The shell of this mussel resembled that of modern scallops. Like them, Neithea lived on the ocean floor and, when threatened, could move by snapping its shell shut with such force that it created a stream of water which propelled the animal backward — a quick, but inexact method of fleeing enemies.
Eryon was an early ancestor of crabs and lobsters. It was a large crustacean with rather small claws that were probably used to catch small, soft animals, or to eat dead animals on the ocean floor. Eryon was able to crush only the very smallest snail shells.
This crab claw was adapted for crushing hard shells. That is indicated by, among other things, the large knobs on the insides of the claw fingers, which helped to crush hard objects. The tips of the claws were curved and overlap so that they did not get in the way of each other when the claw closed.
Avitelmessus was one of the largest crabs of the Cretaceous. Its body was flat, and some fossils have preserved colour patterns which indicate that the animal was camouflaged.
It lived on open muddy or sandy areas of the ocean floor, near the shoreline. Avitelmessus was a swift hunter and probably fed on worms, small snails and other invertebrate animals.

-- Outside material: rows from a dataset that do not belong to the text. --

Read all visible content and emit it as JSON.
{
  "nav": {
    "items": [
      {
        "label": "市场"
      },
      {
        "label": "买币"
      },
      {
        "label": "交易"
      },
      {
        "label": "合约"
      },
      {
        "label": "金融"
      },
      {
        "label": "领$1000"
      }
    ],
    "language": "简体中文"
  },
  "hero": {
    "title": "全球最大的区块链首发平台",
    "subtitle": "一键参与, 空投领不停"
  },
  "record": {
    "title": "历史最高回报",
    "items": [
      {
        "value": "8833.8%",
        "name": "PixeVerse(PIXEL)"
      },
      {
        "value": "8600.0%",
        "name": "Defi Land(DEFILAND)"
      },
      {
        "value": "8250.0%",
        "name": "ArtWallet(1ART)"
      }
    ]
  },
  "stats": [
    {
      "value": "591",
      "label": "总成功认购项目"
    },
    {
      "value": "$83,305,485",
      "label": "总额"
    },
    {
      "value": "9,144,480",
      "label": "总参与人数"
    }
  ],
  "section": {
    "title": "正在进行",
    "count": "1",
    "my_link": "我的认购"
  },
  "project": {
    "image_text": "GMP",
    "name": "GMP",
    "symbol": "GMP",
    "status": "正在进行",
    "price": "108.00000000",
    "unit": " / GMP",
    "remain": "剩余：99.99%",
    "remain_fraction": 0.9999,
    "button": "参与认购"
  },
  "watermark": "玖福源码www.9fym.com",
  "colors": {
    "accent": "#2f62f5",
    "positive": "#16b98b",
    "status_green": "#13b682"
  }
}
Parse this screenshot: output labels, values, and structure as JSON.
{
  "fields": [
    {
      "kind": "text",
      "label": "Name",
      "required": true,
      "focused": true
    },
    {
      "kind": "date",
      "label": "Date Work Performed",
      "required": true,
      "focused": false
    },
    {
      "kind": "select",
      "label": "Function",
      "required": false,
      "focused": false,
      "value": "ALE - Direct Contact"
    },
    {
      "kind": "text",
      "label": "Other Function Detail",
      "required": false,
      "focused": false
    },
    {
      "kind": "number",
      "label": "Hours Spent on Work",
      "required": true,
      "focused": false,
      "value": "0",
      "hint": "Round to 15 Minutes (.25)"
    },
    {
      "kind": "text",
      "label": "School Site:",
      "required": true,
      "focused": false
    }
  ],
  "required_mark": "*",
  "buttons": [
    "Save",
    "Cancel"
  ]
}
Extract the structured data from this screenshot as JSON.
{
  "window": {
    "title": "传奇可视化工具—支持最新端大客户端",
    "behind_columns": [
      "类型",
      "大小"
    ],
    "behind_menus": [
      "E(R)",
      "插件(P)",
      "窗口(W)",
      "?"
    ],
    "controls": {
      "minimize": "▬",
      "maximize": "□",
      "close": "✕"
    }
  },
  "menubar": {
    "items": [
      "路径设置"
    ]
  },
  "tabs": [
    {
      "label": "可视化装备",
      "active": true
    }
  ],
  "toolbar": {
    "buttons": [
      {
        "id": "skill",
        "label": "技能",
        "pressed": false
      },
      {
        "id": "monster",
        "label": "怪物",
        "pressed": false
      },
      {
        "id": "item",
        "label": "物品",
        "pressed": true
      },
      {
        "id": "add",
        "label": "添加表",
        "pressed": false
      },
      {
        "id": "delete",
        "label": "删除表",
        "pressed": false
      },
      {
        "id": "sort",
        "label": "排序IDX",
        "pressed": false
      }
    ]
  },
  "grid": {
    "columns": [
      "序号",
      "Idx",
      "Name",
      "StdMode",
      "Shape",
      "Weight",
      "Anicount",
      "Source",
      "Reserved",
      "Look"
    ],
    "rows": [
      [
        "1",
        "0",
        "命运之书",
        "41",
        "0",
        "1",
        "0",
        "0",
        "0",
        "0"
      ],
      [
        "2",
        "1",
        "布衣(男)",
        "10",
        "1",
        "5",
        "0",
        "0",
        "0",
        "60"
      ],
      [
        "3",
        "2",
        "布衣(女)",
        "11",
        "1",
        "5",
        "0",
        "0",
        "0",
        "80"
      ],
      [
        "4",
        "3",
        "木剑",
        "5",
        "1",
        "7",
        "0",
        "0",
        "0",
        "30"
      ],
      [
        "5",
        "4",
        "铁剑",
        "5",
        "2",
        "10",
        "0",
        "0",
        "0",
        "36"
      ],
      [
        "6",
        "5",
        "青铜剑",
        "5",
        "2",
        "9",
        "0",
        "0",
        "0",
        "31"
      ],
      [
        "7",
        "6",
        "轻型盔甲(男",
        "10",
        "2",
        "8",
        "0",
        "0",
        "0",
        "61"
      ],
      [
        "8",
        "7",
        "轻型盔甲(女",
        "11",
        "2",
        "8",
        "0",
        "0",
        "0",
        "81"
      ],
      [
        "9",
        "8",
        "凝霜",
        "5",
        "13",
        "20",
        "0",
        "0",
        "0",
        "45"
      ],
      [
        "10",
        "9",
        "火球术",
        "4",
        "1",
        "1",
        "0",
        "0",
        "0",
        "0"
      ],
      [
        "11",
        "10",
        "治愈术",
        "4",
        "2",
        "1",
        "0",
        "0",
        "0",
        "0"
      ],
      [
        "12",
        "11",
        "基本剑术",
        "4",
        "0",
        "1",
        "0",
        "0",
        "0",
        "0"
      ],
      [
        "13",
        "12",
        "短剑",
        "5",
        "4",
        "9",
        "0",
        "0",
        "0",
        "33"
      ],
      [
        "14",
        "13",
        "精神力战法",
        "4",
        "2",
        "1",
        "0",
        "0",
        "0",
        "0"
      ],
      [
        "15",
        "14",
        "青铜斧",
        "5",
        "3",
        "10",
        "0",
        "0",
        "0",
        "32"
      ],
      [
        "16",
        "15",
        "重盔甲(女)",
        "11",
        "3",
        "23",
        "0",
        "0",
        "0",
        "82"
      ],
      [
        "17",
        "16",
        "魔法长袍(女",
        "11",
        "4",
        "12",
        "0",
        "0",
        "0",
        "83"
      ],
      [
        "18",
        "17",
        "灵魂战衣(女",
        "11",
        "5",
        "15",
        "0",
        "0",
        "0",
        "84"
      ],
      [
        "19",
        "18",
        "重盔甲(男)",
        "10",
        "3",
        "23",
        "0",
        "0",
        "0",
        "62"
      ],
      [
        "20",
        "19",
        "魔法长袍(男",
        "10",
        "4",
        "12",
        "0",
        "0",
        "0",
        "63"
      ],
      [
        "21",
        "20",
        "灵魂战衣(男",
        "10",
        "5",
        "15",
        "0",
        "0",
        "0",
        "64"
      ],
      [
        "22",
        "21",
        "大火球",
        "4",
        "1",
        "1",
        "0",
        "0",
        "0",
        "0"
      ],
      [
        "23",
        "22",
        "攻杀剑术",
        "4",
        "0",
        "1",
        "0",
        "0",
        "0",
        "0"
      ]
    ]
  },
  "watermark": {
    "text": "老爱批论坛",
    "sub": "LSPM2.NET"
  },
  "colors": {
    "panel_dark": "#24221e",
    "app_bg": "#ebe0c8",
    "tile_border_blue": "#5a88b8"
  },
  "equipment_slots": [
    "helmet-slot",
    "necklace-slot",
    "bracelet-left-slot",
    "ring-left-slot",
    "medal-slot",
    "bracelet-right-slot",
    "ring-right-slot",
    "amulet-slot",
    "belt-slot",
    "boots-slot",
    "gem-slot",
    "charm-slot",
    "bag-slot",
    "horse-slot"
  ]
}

These snails are best known for their deadly poison. They also had adaptations which made it difficult for predators to get at their soft internal parts. The outside of the shell was so smooth that crabs, for example, had difficulty grasping it with their claws. The shell opening was also very narrow, and thus difficult for crabs to penetrate with their claws.